Gingrich, who said that he would not make any decisions about his presidential candidacy before September 30, 2007, proposed that the eventual Democratic and Republican nominees pledge to have weekly ninety minute dialogues with no moderator and only a time keeper. Gingrich wants candidates to pledge now to hold these debates over the last nine weeks of the 2008 campaign. The goal is to have a more honest, mature conversation about the course of our country. "If we insist on an adult conversation, our country will reunify itself with remarkable speed."

Yet despite his praise for solutions and proposals, Gingrich did not go far to elucidate what big ideas conservatives could put forward to make America better and win back the voting public. He specifically mentioned making English the official language for government, passing legislation to keep "one nation under God" in the pledge of allegiance, and creating a system of rating health care providers by quality and price to enable better consumer choice. The first two "proposals" Gingrich put out would not do a whit for anything that is substantively wrong with this country. The third is a marginal improvement that wouldn't guarantee that even one person who cannot currently afford to have health care now would be able to get it after Gingrich's rating system is implemented. Bill Scher's response is spot-on:

But these are your big solutions?...While most secular voters will say it's fine to have "God" in the Pledge or on money, keeping what's already there sure isn't a "solution" to anything, and it won't lure secular voters into the conservative camp.
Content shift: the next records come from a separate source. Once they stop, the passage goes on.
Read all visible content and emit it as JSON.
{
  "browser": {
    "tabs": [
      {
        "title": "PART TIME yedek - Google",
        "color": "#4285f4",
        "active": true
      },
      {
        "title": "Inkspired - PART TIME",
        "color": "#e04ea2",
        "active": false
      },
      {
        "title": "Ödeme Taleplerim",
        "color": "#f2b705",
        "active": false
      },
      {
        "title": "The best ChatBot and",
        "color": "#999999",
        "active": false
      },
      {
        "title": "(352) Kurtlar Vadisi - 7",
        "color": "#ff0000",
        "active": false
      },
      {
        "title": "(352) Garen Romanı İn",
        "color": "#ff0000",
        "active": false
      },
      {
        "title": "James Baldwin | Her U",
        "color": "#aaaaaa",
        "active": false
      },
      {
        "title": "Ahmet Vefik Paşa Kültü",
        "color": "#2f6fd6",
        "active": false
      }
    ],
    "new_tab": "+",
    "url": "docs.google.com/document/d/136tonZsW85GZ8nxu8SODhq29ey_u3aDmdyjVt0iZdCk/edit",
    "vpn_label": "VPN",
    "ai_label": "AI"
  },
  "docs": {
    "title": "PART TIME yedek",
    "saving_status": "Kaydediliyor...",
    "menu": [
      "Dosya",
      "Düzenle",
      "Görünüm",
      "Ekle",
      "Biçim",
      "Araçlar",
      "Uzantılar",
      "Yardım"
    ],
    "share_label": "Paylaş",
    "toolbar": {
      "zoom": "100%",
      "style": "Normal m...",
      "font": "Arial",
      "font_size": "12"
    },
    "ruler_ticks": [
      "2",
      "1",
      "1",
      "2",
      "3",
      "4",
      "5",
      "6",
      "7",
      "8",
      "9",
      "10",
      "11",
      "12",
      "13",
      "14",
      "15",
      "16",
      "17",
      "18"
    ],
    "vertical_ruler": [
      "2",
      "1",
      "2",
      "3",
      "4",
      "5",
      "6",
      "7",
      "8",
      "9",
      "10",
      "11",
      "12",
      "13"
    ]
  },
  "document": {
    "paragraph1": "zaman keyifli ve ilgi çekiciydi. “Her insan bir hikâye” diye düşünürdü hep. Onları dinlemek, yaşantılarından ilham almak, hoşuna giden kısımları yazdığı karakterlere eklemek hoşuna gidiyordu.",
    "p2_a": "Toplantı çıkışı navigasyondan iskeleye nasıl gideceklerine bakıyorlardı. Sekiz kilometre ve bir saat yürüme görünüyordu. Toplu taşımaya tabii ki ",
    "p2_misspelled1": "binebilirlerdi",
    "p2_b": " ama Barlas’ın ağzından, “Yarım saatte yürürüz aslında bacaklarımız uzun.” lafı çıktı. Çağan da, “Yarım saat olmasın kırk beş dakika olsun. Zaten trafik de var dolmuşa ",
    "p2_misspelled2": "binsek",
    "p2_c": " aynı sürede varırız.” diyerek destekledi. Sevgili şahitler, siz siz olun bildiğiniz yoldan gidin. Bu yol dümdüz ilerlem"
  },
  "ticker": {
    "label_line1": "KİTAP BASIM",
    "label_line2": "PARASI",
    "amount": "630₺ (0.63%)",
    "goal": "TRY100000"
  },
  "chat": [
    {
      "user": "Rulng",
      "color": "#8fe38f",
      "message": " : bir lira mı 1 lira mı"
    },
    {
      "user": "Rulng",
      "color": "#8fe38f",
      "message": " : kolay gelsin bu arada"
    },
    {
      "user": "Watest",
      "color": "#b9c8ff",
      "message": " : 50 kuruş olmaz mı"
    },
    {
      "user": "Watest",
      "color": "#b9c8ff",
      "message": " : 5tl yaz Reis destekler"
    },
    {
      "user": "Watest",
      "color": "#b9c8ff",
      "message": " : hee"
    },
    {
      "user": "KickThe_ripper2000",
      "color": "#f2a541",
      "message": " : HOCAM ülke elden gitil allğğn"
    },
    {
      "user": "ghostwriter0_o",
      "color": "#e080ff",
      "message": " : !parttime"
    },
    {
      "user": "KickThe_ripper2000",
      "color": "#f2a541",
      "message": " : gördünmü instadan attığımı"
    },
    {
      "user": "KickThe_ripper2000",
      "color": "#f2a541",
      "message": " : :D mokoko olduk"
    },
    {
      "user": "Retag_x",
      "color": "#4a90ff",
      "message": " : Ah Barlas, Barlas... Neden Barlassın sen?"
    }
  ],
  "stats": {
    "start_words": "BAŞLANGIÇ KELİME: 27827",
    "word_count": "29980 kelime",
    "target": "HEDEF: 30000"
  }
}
Gingrich called for adult conversations and then proceeded to insult a long list of prominent Democrats and the played-out Republican punching bag, our oldest ally France. He went so far as to suggest that Democrats hate freedom when talking about purchasing health care.

But the point where Gingrich went completely over the line and his rhetoric about raising the level of dialogue in America was smacked in the face by the ingrained traditions of racism and bigotry in the Republican Party was when he addressed Hurricane Katrina. Gingrich first talked about the hurricane as a failure of government - municipal, state, and federal government to adequately respond to Katrina. But beyond the failures of governments, Gingrich saw a failure of the people of New Orleans [Audio courtesy of Bill Scher].

How can you have the mess we have in New Orleans, and not have had deep investigations of the federal government, the state government, the city government, and the failure of citizenship in the Ninth Ward, where 22,000 people were so uneducated and so unprepared, they literally couldn't get out of the way of a hurricane.

Gingrich blamed the victims of Katrina for their victimhood. He clearly implied that it was because they were "uneducated" they couldn't get out of the way of something as conspicuous as a hurricane. It was their own failure because they were bad citizens, according to Gingrich.

There you have it, folks. Raising the level of debate in politics, as described by Newt Gingrich, involves blaming victims for their victimhood, defaming your political opponents, and putting forth ideological legislation that doesn't help anyone other than conservatives who don't like the fact that there are Spanish-speakers with US passports. Gingrich's overwhelming appeal to CPAC voters is notable for his ability to mask some of his party's most reactionary ideas in the language of his ideological father Ronald Reagan. Just because he doesn't use Ann Coulter's diction doesn't mean that he appeals to a less offensive, hate-filled segment of the Republican base. Gingrich showed a truly shocking ability to speak out of both sides of his mouth with regards to aspirational campaign rhetoric. He wants new, innovative discourse, but only proposes tired, divisive Republican proposals that don't make this country any better than it is today for anyone who doesn't subscribe to his regressive Republican ideology.